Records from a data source
□ □ □

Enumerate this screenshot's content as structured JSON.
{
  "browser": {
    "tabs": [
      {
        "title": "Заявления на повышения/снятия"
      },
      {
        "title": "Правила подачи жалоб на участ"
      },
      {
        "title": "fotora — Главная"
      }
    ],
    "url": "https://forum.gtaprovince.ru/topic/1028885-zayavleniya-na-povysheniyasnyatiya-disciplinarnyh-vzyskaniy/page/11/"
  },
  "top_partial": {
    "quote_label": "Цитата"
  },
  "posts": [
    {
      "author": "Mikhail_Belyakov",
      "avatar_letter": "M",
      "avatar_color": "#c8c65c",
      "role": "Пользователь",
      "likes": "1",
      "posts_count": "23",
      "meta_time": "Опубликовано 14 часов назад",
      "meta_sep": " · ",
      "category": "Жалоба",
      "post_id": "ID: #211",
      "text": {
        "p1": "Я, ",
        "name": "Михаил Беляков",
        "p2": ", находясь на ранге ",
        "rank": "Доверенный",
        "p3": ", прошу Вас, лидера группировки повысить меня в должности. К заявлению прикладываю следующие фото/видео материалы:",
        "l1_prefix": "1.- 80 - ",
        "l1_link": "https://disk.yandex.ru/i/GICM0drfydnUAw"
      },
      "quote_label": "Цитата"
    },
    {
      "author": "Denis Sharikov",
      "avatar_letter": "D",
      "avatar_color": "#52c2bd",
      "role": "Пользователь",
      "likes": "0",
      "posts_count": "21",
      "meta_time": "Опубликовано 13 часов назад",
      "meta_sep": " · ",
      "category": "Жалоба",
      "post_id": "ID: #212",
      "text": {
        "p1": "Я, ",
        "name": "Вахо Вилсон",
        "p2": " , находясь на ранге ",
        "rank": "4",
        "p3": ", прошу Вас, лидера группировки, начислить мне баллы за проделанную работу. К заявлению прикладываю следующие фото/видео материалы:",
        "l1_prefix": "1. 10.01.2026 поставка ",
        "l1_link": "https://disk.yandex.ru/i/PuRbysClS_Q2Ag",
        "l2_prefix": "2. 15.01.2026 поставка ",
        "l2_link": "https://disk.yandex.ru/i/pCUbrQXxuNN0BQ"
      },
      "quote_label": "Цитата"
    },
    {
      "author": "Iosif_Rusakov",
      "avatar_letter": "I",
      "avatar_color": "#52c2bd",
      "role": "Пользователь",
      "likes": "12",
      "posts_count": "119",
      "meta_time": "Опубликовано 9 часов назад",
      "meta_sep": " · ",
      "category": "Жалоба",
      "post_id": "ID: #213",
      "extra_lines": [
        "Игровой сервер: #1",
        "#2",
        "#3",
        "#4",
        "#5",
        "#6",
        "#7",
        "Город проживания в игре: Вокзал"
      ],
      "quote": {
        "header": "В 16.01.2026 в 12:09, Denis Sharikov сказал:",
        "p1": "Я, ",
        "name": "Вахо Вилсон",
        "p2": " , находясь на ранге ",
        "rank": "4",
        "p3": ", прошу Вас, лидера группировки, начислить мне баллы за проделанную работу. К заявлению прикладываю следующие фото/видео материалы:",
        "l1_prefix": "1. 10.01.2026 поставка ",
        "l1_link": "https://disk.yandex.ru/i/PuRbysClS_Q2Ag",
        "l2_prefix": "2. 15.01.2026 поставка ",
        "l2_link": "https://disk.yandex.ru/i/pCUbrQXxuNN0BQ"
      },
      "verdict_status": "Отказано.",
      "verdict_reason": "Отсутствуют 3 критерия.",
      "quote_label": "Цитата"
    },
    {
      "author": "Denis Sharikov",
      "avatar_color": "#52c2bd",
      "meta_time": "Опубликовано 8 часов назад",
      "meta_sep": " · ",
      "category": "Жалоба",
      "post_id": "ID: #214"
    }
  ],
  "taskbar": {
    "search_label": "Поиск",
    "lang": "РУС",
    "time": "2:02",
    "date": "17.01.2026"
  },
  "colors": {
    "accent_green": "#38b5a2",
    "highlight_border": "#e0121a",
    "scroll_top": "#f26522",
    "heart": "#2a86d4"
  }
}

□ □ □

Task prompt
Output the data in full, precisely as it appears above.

Exercise response
Enumerate this screenshot's content as structured JSON.
{
  "browser": {
    "tabs": [
      {
        "title": "Заявления на повышения/снятия"
      },
      {
        "title": "Правила подачи жалоб на участ"
      },
      {
        "title": "fotora — Главная"
      }
    ],
    "url": "https://forum.gtaprovince.ru/topic/1028885-zayavleniya-na-povysheniyasnyatiya-disciplinarnyh-vzyskaniy/page/11/"
  },
  "top_partial": {
    "quote_label": "Цитата"
  },
  "posts": [
    {
      "author": "Mikhail_Belyakov",
      "avatar_letter": "M",
      "avatar_color": "#c8c65c",
      "role": "Пользователь",
      "likes": "1",
      "posts_count": "23",
      "meta_time": "Опубликовано 14 часов назад",
      "meta_sep": " · ",
      "category": "Жалоба",
      "post_id": "ID: #211",
      "text": {
        "p1": "Я, ",
        "name": "Михаил Беляков",
        "p2": ", находясь на ранге ",
        "rank": "Доверенный",
        "p3": ", прошу Вас, лидера группировки повысить меня в должности. К заявлению прикладываю следующие фото/видео материалы:",
        "l1_prefix": "1.- 80 - ",
        "l1_link": "https://disk.yandex.ru/i/GICM0drfydnUAw"
      },
      "quote_label": "Цитата"
    },
    {
      "author": "Denis Sharikov",
      "avatar_letter": "D",
      "avatar_color": "#52c2bd",
      "role": "Пользователь",
      "likes": "0",
      "posts_count": "21",
      "meta_time": "Опубликовано 13 часов назад",
      "meta_sep": " · ",
      "category": "Жалоба",
      "post_id": "ID: #212",
      "text": {
        "p1": "Я, ",
        "name": "Вахо Вилсон",
        "p2": " , находясь на ранге ",
        "rank": "4",
        "p3": ", прошу Вас, лидера группировки, начислить мне баллы за проделанную работу. К заявлению прикладываю следующие фото/видео материалы:",
        "l1_prefix": "1. 10.01.2026 поставка ",
        "l1_link": "https://disk.yandex.ru/i/PuRbysClS_Q2Ag",
        "l2_prefix": "2. 15.01.2026 поставка ",
        "l2_link": "https://disk.yandex.ru/i/pCUbrQXxuNN0BQ"
      },
      "quote_label": "Цитата"
    },
    {
      "author": "Iosif_Rusakov",
      "avatar_letter": "I",
      "avatar_color": "#52c2bd",
      "role": "Пользователь",
      "likes": "12",
      "posts_count": "119",
      "meta_time": "Опубликовано 9 часов назад",
      "meta_sep": " · ",
      "category": "Жалоба",
      "post_id": "ID: #213",
      "extra_lines": [
        "Игровой сервер: #1",
        "#2",
        "#3",
        "#4",
        "#5",
        "#6",
        "#7",
        "Город проживания в игре: Вокзал"
      ],
      "quote": {
        "header": "В 16.01.2026 в 12:09, Denis Sharikov сказал:",
        "p1": "Я, ",
        "name": "Вахо Вилсон",
        "p2": " , находясь на ранге ",
        "rank": "4",
        "p3": ", прошу Вас, лидера группировки, начислить мне баллы за проделанную работу. К заявлению прикладываю следующие фото/видео материалы:",
        "l1_prefix": "1. 10.01.2026 поставка ",
        "l1_link": "https://disk.yandex.ru/i/PuRbysClS_Q2Ag",
        "l2_prefix": "2. 15.01.2026 поставка ",
        "l2_link": "https://disk.yandex.ru/i/pCUbrQXxuNN0BQ"
      },
      "verdict_status": "Отказано.",
      "verdict_reason": "Отсутствуют 3 критерия.",
      "quote_label": "Цитата"
    },
    {
      "author": "Denis Sharikov",
      "avatar_color": "#52c2bd",
      "meta_time": "Опубликовано 8 часов назад",
      "meta_sep": " · ",
      "category": "Жалоба",
      "post_id": "ID: #214"
    }
  ],
  "taskbar": {
    "search_label": "Поиск",
    "lang": "РУС",
    "time": "2:02",
    "date": "17.01.2026"
  },
  "colors": {
    "accent_green": "#38b5a2",
    "highlight_border": "#e0121a",
    "scroll_top": "#f26522",
    "heart": "#2a86d4"
  }
}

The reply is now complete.